Heron on Kubernetes. Image credits Streamlio.

Storage provisioning

Storage options have been another big roadblock in porting data workloads on Kubernetes particularly for stateful data workloads like Zookeeper, Cassandra, etc. But Kubernetes storage is evolving quite quickly.
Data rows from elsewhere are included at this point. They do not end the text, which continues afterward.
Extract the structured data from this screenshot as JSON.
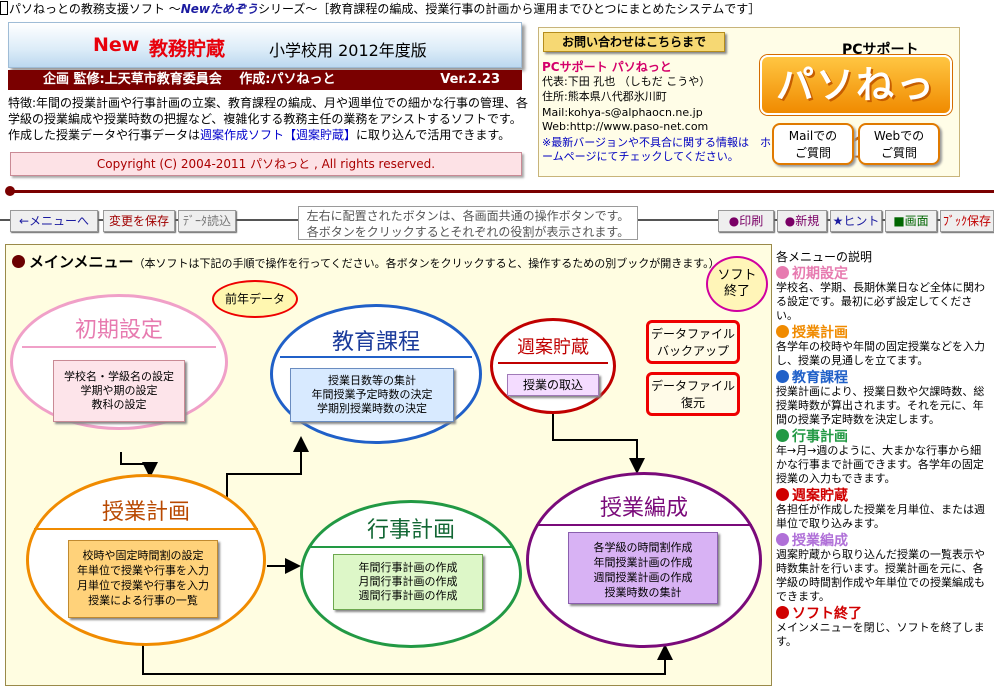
{
  "titlebar": {
    "prefix": "パソねっとの教務支援ソフト ～",
    "series_brand": "Newためぞう",
    "suffix": "シリーズ～［教育課程の編成、授業行事の計画から運用までひとつにまとめたシステムです］"
  },
  "app": {
    "new_label": "New",
    "name": "教務貯蔵",
    "edition": "小学校用 2012年度版",
    "credit": "企画 監修:上天草市教育委員会　 作成:パソねっと",
    "version": "Ver.2.23",
    "description_pre": "特徴:年間の授業計画や行事計画の立案、教育課程の編成、月や週単位での細かな行事の管理、各学級の授業編成や授業時数の把握など、複雑化する教務主任の業務をアシストするソフトです。作成した授業データや行事データは",
    "description_link": "週案作成ソフト【週案貯蔵】",
    "description_post": "に取り込んで活用できます。",
    "copyright": "Copyright (C) 2004-2011 パソねっと , All rights reserved."
  },
  "contact": {
    "header": "お問い合わせはこちらまで",
    "org": "PCサポート パソねっと",
    "rep": "代表:下田 孔也 （しもだ こうや）",
    "address": "住所:熊本県八代郡氷川町",
    "mail": "Mail:kohya-s@alphaocn.ne.jp",
    "web": "Web:http://www.paso-net.com",
    "notice": "※最新バージョンや不具合に関する情報は　ホームページにてチェックしてください。",
    "logo_small": "PCサポート",
    "logo_big": "パソねっと",
    "mail_btn": "Mailでの\nご質問",
    "web_btn": "Webでの\nご質問"
  },
  "toolbar": {
    "back": "←メニューへ",
    "save": "変更を保存",
    "load": "ﾃﾞｰﾀ読込",
    "info1": "左右に配置されたボタンは、各画面共通の操作ボタンです。",
    "info2": "各ボタンをクリックするとそれぞれの役割が表示されます。",
    "print": "●印刷",
    "new": "●新規",
    "hint": "★ヒント",
    "screen": "■画面",
    "book_save": "ﾌﾞｯｸ保存"
  },
  "main": {
    "title": "メインメニュー",
    "title_note": "（本ソフトは下記の手順で操作を行ってください。各ボタンをクリックすると、操作するための別ブックが開きます。）",
    "quit": "ソフト\n終了",
    "prev_data": "前年データ",
    "backup": "データファイル\nバックアップ",
    "restore": "データファイル\n復元",
    "shoki": {
      "title": "初期設定",
      "box": "学校名・学級名の設定\n学期や期の設定\n教科の設定"
    },
    "kyoiku": {
      "title": "教育課程",
      "box": "授業日数等の集計\n年間授業予定時数の決定\n学期別授業時数の決定"
    },
    "shuan": {
      "title": "週案貯蔵",
      "box": "授業の取込"
    },
    "jugyo": {
      "title": "授業計画",
      "box": "校時や固定時間割の設定\n年単位で授業や行事を入力\n月単位で授業や行事を入力\n授業による行事の一覧"
    },
    "gyoji": {
      "title": "行事計画",
      "box": "年間行事計画の作成\n月間行事計画の作成\n週間行事計画の作成"
    },
    "hensei": {
      "title": "授業編成",
      "box": "各学級の時間割作成\n年間授業計画の作成\n週間授業計画の作成\n授業時数の集計"
    }
  },
  "sidebar": {
    "title": "各メニューの説明",
    "items": [
      {
        "name": "初期設定",
        "color": "#e77bb0",
        "desc": "学校名、学期、長期休業日など全体に関わる設定です。最初に必ず設定してください。"
      },
      {
        "name": "授業計画",
        "color": "#f08b00",
        "desc": "各学年の校時や年間の固定授業などを入力し、授業の見通しを立てます。"
      },
      {
        "name": "教育課程",
        "color": "#2060c8",
        "desc": "授業計画により、授業日数や欠課時数、総授業時数が算出されます。それを元に、年間の授業予定時数を決定します。"
      },
      {
        "name": "行事計画",
        "color": "#229944",
        "desc": "年→月→週のように、大まかな行事から細かな行事まで計画できます。各学年の固定授業の入力もできます。"
      },
      {
        "name": "週案貯蔵",
        "color": "#d00000",
        "desc": "各担任が作成した授業を月単位、または週単位で取り込みます。"
      },
      {
        "name": "授業編成",
        "color": "#b070d8",
        "desc": "週案貯蔵から取り込んだ授業の一覧表示や時数集計を行います。授業計画を元に、各学級の時間割作成や年単位での授業編成もできます。"
      },
      {
        "name": "ソフト終了",
        "color": "#d00000",
        "desc": "メインメニューを閉じ、ソフトを終了します。"
      }
    ]
  }
}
Recent Kubernetes updates provides extensive storage automation capabilities and options,

  • automatically attach and detach storage, format disk, mount and unmount volumes per the pod spec so that pods can move seamlessly between nodes[17].
  • direct access to raw block storage[18] without the abstraction of a filesystem for workloads that require consistent I/O performance and low latency.
  • topology-aware volume scheduling[19] i.e. now a pod can influence where it is scheduled based on the availability of storage like must have local SSD storage.
  • ability to increase the size of persistent volume[20] after it has been provisioned while supporting various scenarios such as online/offline with data/without data.
  • general availability of the StatefulSets[21][22] to manage pods with the state i..e. pods are created from the same spec, but they are unique hence not interchangeable

These new Kubernetes storage options have enabled us to deploy more fault-tolerance stateful data workloads on Kubernetes without the risk of data loss. For instance, by levering PersistentVolumes, a custom Cassandra Seed Provider, and StatefulSets we can provide a resilient installation of Cassandra[23].

Scalable and resilient multi-node Cassandra deployment on Kubernetes Cluster using PersistentVolume and StatefulSets. Image credits IBM.

Final thoughts

In this article, we covered several new developments required to productionize big data workloads on Kubernetes. In particular, we discussed custom schedulers and storage options to port existing big data frameworks on Kubernetes. These changes will have a big impact in 2018 and I anticipate Kubernetes will become defacto scheduler for big data workloads by effectively replacing YARN and Mesos. Lastly, I also think there is definitely a place for new Kubernetes native big data frameworks.

  1. Workload Characteristics and Candidates for Containerization ↩︎

  2. Running Workloads in Kubernetes ↩︎

  3. Apache Storm cluster using Kubernetes and Docker ↩︎

  4. Apache Spark cluster using Kubernetes and Docker ↩︎ ↩︎

  5. Using Spark and Zeppelin to process big data on Kubernetes 1.2 ↩︎

  6. Lessons learned running Hadoop and Spark in Docker ↩︎

  7. Bare-metal performance for Big Data workloads on Docker containers ↩︎

  8. Pachyderm: Building a Big Data Beast On Kubernetes ↩︎

  9. Pachyderm: Data Pipelines ↩︎

  10. Apache Spark enhanced with native Kubernetes scheduler back-end ↩︎

  11. Support Spark natively in Kubernetes ↩︎

  12. Support native submission of spark jobs to a Kubernetes cluster ↩︎

  13. Apache Spark on Kubernetes ↩︎

  14. kubernetes-HDFS: HDFS cluster in Kubernetes ↩︎

  15. A version of Kubernetes using Apache Hadoop YARN as the scheduler ↩︎

  16. Experience porting Heron to Kubernetes ↩︎

  17. Dynamic Storage Provisioning ↩︎

  18. Raw Block Consumption in Kubernetes ↩︎

  19. Volume Topology-aware Scheduling ↩︎

  20. Growing Persistent Volume size ↩︎

  21. StatefulSets ↩︎

  22. Fault Tolerant Stateful Services on

  23. Deploying Cassandra with Stateful Sets ↩︎